### WHAT IS BEING ASKED
Where "被动技能伤害" appears in a line of the entries below, that line should be copied.

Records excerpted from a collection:
------------------------------------------------------------

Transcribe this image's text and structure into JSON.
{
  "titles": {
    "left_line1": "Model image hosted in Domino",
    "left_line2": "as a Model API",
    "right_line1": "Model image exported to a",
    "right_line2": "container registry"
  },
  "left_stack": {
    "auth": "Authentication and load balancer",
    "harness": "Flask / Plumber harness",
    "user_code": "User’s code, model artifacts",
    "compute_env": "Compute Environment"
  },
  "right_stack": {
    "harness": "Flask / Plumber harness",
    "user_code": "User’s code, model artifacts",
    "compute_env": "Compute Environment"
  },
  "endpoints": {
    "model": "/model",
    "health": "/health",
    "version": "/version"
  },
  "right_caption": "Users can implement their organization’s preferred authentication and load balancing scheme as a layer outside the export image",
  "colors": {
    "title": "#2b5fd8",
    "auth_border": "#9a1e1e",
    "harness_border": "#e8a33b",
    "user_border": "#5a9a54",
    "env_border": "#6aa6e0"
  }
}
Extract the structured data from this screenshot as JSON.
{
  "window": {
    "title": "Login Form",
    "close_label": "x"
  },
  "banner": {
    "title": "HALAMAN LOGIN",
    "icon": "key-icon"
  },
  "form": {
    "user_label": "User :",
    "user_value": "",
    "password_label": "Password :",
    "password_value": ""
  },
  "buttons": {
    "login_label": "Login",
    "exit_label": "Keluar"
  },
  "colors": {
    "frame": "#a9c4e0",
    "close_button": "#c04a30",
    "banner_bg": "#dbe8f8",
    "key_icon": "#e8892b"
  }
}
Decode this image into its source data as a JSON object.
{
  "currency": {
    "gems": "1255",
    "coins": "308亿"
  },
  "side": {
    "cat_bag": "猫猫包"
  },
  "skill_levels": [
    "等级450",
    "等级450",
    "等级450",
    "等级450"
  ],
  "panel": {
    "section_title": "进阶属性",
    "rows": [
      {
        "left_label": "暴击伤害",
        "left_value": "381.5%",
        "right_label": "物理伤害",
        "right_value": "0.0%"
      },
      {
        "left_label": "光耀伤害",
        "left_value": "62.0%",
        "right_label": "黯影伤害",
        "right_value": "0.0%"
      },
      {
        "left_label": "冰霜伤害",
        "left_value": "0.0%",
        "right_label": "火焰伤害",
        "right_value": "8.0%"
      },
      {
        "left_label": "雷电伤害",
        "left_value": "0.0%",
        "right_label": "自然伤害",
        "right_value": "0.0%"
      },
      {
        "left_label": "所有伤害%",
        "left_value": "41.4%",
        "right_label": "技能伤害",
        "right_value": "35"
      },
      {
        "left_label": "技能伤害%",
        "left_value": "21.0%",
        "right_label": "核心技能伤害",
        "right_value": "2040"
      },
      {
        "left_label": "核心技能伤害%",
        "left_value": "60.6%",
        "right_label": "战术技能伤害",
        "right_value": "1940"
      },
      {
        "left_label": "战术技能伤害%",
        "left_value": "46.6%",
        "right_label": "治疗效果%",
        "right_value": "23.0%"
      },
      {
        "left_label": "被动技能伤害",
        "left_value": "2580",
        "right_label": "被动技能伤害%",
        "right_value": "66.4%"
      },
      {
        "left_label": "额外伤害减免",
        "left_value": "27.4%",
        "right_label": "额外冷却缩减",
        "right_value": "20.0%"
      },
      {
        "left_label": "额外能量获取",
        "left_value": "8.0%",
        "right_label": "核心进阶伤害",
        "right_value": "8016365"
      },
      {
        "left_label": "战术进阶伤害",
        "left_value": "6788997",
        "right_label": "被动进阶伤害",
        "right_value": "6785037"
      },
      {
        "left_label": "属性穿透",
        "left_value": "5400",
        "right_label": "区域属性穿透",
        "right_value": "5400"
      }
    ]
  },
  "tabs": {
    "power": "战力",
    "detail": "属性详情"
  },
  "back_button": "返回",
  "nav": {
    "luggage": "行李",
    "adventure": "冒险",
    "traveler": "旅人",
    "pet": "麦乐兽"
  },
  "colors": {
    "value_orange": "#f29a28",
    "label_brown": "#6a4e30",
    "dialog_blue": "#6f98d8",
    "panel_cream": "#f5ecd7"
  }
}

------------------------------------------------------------

### THE COMPLETED TASK
        "left_label": "被动技能伤害",
        "right_label": "被动技能伤害%",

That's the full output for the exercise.